My brother and best man, Net, was driving us from the church to the reception, where food and drink and music awaited. But on the way, when he made an unexpected turn down 95th Street, Marianne touched my hand before I could ask what was going on.
"I asked Net to make a stop at Little Company," she said quietly.
She meant the hospital, Little Company of Mary, where Grandma lay in bed on the third floor.
I considered the parking, the elevator, the delay. I envisioned all the other patients we'd pass, gawking at us from their rooms.
And meanwhile, at the restaurant, all our guests would be wondering what happened to the newlyweds. We really didn't have the time for this, I thought.
When Net turned left and the dingy yellow building loomed ahead, my mood on this big day turned gray.
I will admit to taking some pleasure in the stares we got when Marianne swept in through the double doors, trailing her veil. As we entered the elevator, a patient also heading upstairs was amazed, too.
When she saw us, Grandma sprung upright in bed, her surprise boomeranged into a wide grin, and then melted into tears as Marianne rushed forward to hug her.
I stood back – could have been invisible – and took in the scene. I was proud of the youthful beauty in snowy gown, reflected in the glistening eyes of all four women in the ward.
As Grandma bragged to her roommates about who we were, she started crying all over again, till Marianne calmed her by describing the church service, the bridesmaids' dresses, and the like.
It was approaching 30 minutes, but I suddenly discovered patience, which I wasn't known for.

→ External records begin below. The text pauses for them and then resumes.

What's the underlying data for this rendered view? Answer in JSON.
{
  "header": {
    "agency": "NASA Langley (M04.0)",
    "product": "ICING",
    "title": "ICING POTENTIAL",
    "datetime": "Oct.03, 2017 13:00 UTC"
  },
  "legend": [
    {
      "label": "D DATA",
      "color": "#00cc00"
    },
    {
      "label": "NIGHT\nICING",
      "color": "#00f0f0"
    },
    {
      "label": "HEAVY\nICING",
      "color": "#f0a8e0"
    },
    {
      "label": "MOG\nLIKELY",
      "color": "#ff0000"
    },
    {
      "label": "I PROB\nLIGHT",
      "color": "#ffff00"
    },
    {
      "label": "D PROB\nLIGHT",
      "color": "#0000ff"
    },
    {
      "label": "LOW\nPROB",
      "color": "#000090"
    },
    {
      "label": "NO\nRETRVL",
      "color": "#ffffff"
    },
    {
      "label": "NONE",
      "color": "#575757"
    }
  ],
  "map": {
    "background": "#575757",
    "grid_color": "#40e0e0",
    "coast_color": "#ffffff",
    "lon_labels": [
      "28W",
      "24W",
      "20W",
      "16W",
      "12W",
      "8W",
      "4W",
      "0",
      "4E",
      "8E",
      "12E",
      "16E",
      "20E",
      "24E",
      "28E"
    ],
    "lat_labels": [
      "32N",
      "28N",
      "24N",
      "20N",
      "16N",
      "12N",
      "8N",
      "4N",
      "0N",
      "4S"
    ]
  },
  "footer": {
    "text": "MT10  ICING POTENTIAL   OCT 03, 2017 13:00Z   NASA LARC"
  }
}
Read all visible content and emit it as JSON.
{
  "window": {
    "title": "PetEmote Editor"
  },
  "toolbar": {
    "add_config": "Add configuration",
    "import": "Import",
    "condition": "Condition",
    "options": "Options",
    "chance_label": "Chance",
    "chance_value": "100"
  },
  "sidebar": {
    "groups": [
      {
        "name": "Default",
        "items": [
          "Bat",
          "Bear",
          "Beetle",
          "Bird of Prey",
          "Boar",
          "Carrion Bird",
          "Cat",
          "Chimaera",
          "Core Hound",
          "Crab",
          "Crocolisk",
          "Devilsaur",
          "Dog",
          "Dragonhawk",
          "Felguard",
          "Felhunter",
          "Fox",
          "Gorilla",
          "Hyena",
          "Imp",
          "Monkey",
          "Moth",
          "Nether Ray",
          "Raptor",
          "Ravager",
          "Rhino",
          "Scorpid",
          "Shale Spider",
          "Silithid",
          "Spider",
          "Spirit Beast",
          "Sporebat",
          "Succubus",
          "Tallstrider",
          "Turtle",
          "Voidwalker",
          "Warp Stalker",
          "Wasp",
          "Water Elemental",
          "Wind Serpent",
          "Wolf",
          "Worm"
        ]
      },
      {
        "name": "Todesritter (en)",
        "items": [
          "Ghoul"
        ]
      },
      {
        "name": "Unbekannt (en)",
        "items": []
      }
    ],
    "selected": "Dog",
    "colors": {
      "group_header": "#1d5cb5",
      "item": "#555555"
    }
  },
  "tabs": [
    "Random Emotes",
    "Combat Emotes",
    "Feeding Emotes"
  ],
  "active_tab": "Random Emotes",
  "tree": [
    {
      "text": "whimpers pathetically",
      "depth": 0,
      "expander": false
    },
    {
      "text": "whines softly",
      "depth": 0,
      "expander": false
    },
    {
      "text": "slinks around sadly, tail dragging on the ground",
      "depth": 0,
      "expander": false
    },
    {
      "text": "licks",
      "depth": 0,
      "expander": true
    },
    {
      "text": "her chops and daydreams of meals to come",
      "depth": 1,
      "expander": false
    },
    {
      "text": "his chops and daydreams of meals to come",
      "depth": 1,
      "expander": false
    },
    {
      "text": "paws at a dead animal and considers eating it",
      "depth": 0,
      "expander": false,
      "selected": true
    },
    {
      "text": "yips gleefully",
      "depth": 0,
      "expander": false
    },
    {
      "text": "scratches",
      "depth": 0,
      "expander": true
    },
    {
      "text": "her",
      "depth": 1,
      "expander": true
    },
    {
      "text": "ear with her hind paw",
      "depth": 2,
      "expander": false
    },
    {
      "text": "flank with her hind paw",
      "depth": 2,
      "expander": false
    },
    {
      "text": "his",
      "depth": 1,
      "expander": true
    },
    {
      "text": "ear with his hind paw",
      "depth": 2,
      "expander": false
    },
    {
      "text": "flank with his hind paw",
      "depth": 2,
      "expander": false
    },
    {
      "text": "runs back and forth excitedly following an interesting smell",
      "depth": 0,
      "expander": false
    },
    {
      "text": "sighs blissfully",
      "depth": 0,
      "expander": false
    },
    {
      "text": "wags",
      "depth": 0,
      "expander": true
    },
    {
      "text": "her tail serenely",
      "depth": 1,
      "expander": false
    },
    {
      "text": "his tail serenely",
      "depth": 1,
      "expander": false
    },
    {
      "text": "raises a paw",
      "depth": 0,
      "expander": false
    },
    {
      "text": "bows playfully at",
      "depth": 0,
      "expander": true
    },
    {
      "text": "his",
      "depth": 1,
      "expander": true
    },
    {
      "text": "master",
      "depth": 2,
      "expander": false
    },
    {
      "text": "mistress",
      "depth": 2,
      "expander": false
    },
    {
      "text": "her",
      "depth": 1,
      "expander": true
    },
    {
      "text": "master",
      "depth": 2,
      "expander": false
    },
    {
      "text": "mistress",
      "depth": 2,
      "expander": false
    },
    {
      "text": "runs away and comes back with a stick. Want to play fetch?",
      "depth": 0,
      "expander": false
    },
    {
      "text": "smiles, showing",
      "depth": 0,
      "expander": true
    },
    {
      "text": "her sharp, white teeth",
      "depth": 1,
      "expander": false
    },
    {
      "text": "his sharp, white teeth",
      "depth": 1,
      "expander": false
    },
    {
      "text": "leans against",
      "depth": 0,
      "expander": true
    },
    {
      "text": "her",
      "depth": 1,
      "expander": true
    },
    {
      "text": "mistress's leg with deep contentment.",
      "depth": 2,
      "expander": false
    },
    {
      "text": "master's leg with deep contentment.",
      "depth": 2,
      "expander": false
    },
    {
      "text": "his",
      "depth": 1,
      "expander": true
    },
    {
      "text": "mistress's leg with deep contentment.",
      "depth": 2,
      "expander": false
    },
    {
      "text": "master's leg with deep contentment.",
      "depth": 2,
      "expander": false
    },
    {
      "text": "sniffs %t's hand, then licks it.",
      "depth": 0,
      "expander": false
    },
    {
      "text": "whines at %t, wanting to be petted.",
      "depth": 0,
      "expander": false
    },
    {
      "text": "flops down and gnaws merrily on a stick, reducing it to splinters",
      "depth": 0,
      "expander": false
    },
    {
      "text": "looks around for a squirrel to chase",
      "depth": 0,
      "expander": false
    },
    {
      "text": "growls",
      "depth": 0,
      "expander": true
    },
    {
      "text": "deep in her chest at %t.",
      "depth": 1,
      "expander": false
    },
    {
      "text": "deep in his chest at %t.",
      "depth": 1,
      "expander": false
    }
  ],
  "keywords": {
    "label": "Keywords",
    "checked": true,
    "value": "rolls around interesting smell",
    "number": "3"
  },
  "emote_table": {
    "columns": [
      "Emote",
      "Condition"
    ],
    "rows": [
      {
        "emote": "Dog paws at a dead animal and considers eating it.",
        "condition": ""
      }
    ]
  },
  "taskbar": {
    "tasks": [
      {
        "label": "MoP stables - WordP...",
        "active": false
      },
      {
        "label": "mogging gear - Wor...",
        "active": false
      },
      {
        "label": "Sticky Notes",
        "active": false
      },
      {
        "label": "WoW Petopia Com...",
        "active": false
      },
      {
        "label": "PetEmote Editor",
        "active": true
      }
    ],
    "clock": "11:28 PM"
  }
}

Nothing else that day would surpass the power of this moment and its revelations about living, about people, about compassion, and a little about my own shame. Also something incredible and indelible about my ... wife. Yes, she was suddenly my wife.
Thirty-seven years later, she is still my wife, still that sudden rainbow, eager to lend light and hope in a storm.